- Exercise: Go through the listing below and repeat it exactly, dropping the pictures.

- Data to use:
————————

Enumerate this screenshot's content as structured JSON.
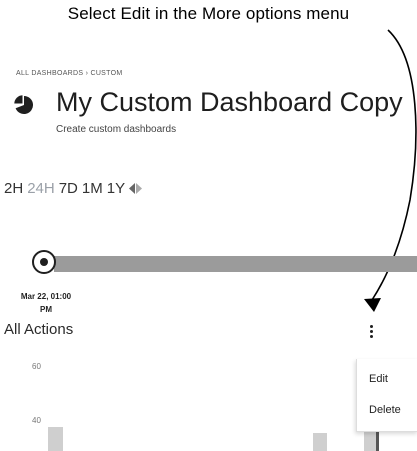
{
  "caption": "Select Edit in the More options menu",
  "breadcrumb": "ALL DASHBOARDS › CUSTOM",
  "dashboard": {
    "title": "My Custom Dashboard Copy",
    "subtitle": "Create custom dashboards"
  },
  "time_ranges": [
    "2H",
    "24H",
    "7D",
    "1M",
    "1Y"
  ],
  "active_range": "24H",
  "timeline": {
    "date_line1": "Mar 22, 01:00",
    "date_line2": "PM"
  },
  "widget": {
    "title": "All Actions",
    "y_ticks": [
      "60",
      "40"
    ]
  },
  "more_menu": {
    "items": [
      "Edit",
      "Delete"
    ]
  },
  "colors": {
    "accent_dark": "#1f1f1f",
    "timeline_bar": "#9b9b9b",
    "inactive_range": "#9aa0a8",
    "chart_bar": "#cfcfcf"
  }
}
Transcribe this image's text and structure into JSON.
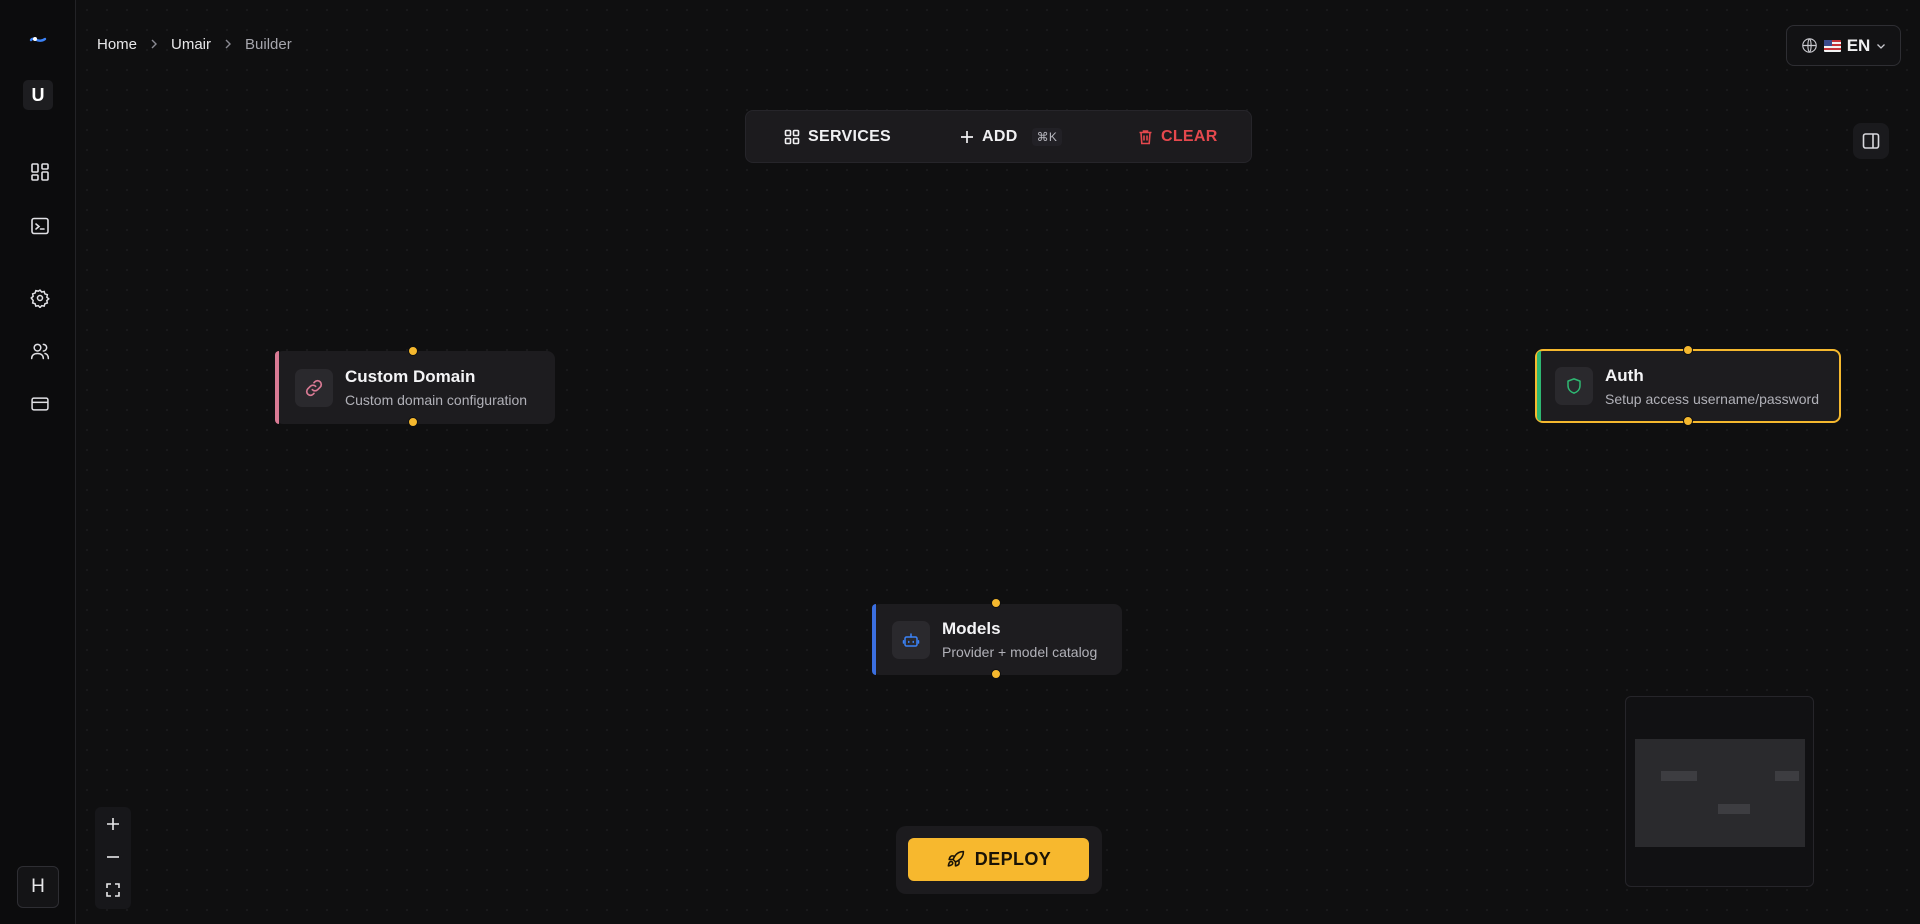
{
  "breadcrumb": {
    "items": [
      "Home",
      "Umair",
      "Builder"
    ]
  },
  "sidebar": {
    "workspace_initial": "U",
    "user_initial": "H",
    "items": [
      "dashboard-icon",
      "terminal-icon",
      "settings-icon",
      "users-icon",
      "billing-icon"
    ]
  },
  "language": {
    "label": "EN"
  },
  "toolbar": {
    "services_label": "SERVICES",
    "add_label": "ADD",
    "add_shortcut": "⌘K",
    "clear_label": "CLEAR"
  },
  "nodes": {
    "domain": {
      "title": "Custom Domain",
      "description": "Custom domain configuration",
      "accent": "#d97a94"
    },
    "models": {
      "title": "Models",
      "description": "Provider + model catalog",
      "accent": "#3b6fe0"
    },
    "auth": {
      "title": "Auth",
      "description": "Setup access username/password",
      "accent": "#2eb872",
      "selected": true
    }
  },
  "zoom": {
    "in": "+",
    "out": "—"
  },
  "deploy": {
    "label": "DEPLOY",
    "color": "#f7b82e"
  }
}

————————

- Task solution:
Enumerate this screenshot's content as structured JSON.
{
  "caption": "Select Edit in the More options menu",
  "breadcrumb": "ALL DASHBOARDS › CUSTOM",
  "dashboard": {
    "title": "My Custom Dashboard Copy",
    "subtitle": "Create custom dashboards"
  },
  "time_ranges": [
    "2H",
    "24H",
    "7D",
    "1M",
    "1Y"
  ],
  "active_range": "24H",
  "timeline": {
    "date_line1": "Mar 22, 01:00",
    "date_line2": "PM"
  },
  "widget": {
    "title": "All Actions",
    "y_ticks": [
      "60",
      "40"
    ]
  },
  "more_menu": {
    "items": [
      "Edit",
      "Delete"
    ]
  },
  "colors": {
    "accent_dark": "#1f1f1f",
    "timeline_bar": "#9b9b9b",
    "inactive_range": "#9aa0a8",
    "chart_bar": "#cfcfcf"
  }
}
Transcribe this image's text and structure into JSON.
{
  "breadcrumb": {
    "items": [
      "Home",
      "Umair",
      "Builder"
    ]
  },
  "sidebar": {
    "workspace_initial": "U",
    "user_initial": "H",
    "items": [
      "dashboard-icon",
      "terminal-icon",
      "settings-icon",
      "users-icon",
      "billing-icon"
    ]
  },
  "language": {
    "label": "EN"
  },
  "toolbar": {
    "services_label": "SERVICES",
    "add_label": "ADD",
    "add_shortcut": "⌘K",
    "clear_label": "CLEAR"
  },
  "nodes": {
    "domain": {
      "title": "Custom Domain",
      "description": "Custom domain configuration",
      "accent": "#d97a94"
    },
    "models": {
      "title": "Models",
      "description": "Provider + model catalog",
      "accent": "#3b6fe0"
    },
    "auth": {
      "title": "Auth",
      "description": "Setup access username/password",
      "accent": "#2eb872",
      "selected": true
    }
  },
  "zoom": {
    "in": "+",
    "out": "—"
  },
  "deploy": {
    "label": "DEPLOY",
    "color": "#f7b82e"
  }
}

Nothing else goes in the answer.